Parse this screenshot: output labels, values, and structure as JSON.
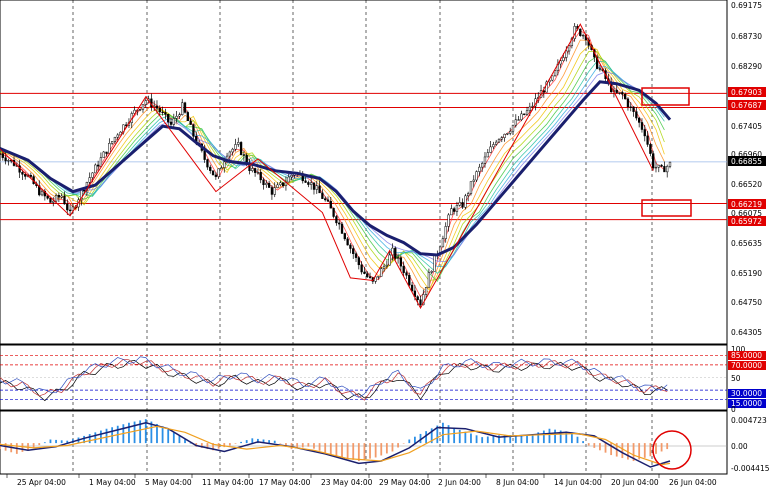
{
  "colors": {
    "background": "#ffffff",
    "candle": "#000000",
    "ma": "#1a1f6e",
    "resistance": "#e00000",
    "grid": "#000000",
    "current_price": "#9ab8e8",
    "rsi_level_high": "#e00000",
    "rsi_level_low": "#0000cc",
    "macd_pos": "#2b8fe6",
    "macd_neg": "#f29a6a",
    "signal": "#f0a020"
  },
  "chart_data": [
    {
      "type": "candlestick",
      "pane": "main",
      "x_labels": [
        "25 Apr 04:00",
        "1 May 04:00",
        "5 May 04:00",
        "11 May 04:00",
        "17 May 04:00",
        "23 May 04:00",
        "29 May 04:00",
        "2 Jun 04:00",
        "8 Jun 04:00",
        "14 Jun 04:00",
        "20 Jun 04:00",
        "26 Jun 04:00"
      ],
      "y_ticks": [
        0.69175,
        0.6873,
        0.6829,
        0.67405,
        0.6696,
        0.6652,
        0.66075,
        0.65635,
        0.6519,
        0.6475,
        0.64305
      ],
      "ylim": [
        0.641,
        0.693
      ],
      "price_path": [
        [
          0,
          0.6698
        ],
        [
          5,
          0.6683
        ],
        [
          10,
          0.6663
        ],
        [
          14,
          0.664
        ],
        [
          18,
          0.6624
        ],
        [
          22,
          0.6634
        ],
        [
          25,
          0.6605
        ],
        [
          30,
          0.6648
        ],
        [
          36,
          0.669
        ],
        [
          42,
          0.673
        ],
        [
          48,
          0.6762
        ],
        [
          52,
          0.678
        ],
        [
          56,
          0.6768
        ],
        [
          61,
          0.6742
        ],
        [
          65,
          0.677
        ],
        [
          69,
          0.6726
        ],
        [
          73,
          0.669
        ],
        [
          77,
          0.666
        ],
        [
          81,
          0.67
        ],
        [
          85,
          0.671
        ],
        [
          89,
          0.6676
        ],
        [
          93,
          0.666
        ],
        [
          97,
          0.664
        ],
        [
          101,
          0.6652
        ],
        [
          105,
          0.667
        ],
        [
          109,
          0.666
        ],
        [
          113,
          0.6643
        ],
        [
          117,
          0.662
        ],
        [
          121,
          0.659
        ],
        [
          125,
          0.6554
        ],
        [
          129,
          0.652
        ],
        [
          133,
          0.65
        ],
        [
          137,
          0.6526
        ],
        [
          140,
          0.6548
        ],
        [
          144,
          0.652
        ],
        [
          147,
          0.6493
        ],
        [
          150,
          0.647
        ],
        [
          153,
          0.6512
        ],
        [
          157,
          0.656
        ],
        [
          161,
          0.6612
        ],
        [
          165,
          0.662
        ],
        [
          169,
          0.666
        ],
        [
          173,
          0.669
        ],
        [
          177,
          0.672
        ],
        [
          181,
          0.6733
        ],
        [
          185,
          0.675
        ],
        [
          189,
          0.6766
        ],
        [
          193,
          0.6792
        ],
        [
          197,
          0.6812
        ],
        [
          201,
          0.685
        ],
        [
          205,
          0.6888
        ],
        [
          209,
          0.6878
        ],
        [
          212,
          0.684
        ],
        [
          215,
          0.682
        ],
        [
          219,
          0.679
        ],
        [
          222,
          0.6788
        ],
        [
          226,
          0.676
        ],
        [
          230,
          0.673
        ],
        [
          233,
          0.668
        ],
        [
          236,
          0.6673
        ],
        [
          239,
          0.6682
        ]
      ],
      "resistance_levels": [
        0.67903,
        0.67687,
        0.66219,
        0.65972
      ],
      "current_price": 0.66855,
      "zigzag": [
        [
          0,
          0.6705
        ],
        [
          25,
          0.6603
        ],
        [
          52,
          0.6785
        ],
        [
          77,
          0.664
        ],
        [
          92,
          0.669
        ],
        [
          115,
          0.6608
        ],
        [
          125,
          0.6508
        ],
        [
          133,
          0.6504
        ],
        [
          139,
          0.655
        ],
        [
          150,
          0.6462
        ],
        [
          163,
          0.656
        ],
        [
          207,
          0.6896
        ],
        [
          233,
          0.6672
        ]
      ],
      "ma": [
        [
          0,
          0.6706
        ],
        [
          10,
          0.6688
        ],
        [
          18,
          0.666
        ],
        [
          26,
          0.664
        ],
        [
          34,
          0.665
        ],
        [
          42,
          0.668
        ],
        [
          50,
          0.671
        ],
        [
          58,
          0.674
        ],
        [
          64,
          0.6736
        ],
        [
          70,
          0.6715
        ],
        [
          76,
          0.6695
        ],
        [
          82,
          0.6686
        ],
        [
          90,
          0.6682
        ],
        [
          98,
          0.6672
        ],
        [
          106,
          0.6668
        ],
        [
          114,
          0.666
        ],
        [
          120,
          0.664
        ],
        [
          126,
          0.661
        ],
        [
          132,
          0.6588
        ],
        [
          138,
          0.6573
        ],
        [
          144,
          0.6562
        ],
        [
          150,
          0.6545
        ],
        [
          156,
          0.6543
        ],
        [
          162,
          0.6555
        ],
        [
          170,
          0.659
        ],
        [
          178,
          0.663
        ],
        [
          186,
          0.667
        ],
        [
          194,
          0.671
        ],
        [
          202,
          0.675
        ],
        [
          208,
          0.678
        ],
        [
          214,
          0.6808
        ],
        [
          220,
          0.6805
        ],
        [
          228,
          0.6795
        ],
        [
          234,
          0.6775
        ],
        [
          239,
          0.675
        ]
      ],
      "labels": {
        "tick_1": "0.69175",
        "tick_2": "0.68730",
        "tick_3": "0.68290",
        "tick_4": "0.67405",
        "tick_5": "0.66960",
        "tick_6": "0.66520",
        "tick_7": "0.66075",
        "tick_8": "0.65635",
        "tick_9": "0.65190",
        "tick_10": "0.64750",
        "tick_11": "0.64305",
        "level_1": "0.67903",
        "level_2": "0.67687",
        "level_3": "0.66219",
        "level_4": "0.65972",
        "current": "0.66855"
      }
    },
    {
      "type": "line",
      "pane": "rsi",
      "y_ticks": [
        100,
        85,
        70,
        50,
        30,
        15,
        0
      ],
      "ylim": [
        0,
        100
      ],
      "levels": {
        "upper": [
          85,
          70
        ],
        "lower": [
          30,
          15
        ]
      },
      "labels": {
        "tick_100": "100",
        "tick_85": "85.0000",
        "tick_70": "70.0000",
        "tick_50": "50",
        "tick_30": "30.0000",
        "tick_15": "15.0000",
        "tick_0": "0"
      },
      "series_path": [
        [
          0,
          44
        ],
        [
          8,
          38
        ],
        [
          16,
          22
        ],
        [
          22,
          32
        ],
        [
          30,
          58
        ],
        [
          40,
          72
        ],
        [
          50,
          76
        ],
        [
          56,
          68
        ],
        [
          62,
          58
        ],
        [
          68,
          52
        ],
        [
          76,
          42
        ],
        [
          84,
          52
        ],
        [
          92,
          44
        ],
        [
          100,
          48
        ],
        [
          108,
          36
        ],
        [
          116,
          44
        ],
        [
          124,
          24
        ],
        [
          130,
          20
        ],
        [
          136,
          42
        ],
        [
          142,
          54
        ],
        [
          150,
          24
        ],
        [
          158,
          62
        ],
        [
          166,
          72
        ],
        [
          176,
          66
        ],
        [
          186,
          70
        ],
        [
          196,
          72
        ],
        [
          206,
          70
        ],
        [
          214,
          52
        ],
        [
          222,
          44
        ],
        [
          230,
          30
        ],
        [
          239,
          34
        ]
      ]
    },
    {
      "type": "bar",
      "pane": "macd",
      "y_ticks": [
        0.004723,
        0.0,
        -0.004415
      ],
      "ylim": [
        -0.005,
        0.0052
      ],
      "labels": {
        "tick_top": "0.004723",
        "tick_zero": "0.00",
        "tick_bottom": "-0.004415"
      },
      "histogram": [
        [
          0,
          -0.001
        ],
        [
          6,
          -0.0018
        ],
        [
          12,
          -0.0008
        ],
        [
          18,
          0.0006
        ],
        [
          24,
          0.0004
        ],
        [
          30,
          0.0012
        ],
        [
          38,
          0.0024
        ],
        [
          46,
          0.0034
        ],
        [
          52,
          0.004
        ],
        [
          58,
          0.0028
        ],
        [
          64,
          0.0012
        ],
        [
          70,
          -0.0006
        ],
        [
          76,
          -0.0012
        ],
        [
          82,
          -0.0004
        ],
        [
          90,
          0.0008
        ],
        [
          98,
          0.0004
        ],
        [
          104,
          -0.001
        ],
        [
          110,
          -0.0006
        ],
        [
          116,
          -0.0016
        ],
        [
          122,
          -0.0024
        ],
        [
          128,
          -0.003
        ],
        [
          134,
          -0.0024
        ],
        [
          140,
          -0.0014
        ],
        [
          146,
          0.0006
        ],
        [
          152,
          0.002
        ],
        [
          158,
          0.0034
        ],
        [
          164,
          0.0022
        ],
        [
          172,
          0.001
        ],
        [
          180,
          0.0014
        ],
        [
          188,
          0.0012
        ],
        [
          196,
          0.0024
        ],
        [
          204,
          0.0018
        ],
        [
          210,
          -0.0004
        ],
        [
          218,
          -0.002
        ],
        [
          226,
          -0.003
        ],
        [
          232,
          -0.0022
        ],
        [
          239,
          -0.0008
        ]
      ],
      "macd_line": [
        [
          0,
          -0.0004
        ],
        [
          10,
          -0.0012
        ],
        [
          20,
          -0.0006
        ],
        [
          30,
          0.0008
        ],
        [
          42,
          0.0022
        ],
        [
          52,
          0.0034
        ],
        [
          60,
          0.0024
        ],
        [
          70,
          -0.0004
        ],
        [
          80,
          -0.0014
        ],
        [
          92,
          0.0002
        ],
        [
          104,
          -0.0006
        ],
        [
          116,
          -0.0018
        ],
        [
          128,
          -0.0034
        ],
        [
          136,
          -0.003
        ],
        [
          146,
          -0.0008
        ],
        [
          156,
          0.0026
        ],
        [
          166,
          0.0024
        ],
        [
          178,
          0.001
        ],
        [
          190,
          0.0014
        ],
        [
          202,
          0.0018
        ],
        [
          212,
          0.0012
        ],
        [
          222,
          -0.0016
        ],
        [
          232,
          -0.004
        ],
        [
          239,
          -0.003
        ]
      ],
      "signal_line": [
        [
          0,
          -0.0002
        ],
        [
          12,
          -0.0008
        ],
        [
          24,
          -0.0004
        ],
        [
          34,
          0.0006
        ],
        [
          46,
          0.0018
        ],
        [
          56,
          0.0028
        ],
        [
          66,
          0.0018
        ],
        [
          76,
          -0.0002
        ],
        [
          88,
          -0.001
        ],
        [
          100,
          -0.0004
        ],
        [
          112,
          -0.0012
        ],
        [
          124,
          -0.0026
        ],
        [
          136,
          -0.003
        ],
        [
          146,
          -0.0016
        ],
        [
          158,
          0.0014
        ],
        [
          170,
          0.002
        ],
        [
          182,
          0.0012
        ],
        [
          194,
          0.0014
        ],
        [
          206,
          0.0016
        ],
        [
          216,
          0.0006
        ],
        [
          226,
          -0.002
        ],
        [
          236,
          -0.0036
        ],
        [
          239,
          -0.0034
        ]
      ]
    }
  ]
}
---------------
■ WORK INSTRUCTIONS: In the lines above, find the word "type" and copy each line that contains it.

■ WRITTEN SOLUTION:
      "type": "candlestick",
      "type": "line",
      "type": "bar",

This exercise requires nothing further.